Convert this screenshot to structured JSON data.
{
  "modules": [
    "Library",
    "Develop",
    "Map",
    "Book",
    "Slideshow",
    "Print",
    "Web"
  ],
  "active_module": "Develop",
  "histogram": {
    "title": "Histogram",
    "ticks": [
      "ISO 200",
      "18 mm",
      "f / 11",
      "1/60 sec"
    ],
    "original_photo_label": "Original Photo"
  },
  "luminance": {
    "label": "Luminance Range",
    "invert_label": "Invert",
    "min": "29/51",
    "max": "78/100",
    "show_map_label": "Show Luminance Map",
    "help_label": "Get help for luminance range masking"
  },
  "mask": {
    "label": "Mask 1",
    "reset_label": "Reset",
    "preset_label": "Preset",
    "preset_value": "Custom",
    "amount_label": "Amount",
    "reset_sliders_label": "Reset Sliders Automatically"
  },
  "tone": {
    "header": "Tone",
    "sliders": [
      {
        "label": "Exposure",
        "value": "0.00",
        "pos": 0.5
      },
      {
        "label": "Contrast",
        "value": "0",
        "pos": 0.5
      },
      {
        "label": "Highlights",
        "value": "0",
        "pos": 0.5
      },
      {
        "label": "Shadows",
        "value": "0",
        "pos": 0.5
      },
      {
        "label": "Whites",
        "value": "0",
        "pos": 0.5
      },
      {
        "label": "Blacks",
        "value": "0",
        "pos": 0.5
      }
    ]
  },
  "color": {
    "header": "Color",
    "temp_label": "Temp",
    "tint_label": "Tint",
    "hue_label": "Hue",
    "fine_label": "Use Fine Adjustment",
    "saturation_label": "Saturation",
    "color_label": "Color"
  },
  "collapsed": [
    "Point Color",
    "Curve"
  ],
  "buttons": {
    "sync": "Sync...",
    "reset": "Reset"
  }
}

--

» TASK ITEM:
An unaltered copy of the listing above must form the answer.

» WRITTEN ANSWER:
Convert this screenshot to structured JSON data.
{
  "modules": [
    "Library",
    "Develop",
    "Map",
    "Book",
    "Slideshow",
    "Print",
    "Web"
  ],
  "active_module": "Develop",
  "histogram": {
    "title": "Histogram",
    "ticks": [
      "ISO 200",
      "18 mm",
      "f / 11",
      "1/60 sec"
    ],
    "original_photo_label": "Original Photo"
  },
  "luminance": {
    "label": "Luminance Range",
    "invert_label": "Invert",
    "min": "29/51",
    "max": "78/100",
    "show_map_label": "Show Luminance Map",
    "help_label": "Get help for luminance range masking"
  },
  "mask": {
    "label": "Mask 1",
    "reset_label": "Reset",
    "preset_label": "Preset",
    "preset_value": "Custom",
    "amount_label": "Amount",
    "reset_sliders_label": "Reset Sliders Automatically"
  },
  "tone": {
    "header": "Tone",
    "sliders": [
      {
        "label": "Exposure",
        "value": "0.00",
        "pos": 0.5
      },
      {
        "label": "Contrast",
        "value": "0",
        "pos": 0.5
      },
      {
        "label": "Highlights",
        "value": "0",
        "pos": 0.5
      },
      {
        "label": "Shadows",
        "value": "0",
        "pos": 0.5
      },
      {
        "label": "Whites",
        "value": "0",
        "pos": 0.5
      },
      {
        "label": "Blacks",
        "value": "0",
        "pos": 0.5
      }
    ]
  },
  "color": {
    "header": "Color",
    "temp_label": "Temp",
    "tint_label": "Tint",
    "hue_label": "Hue",
    "fine_label": "Use Fine Adjustment",
    "saturation_label": "Saturation",
    "color_label": "Color"
  },
  "collapsed": [
    "Point Color",
    "Curve"
  ],
  "buttons": {
    "sync": "Sync...",
    "reset": "Reset"
  }
}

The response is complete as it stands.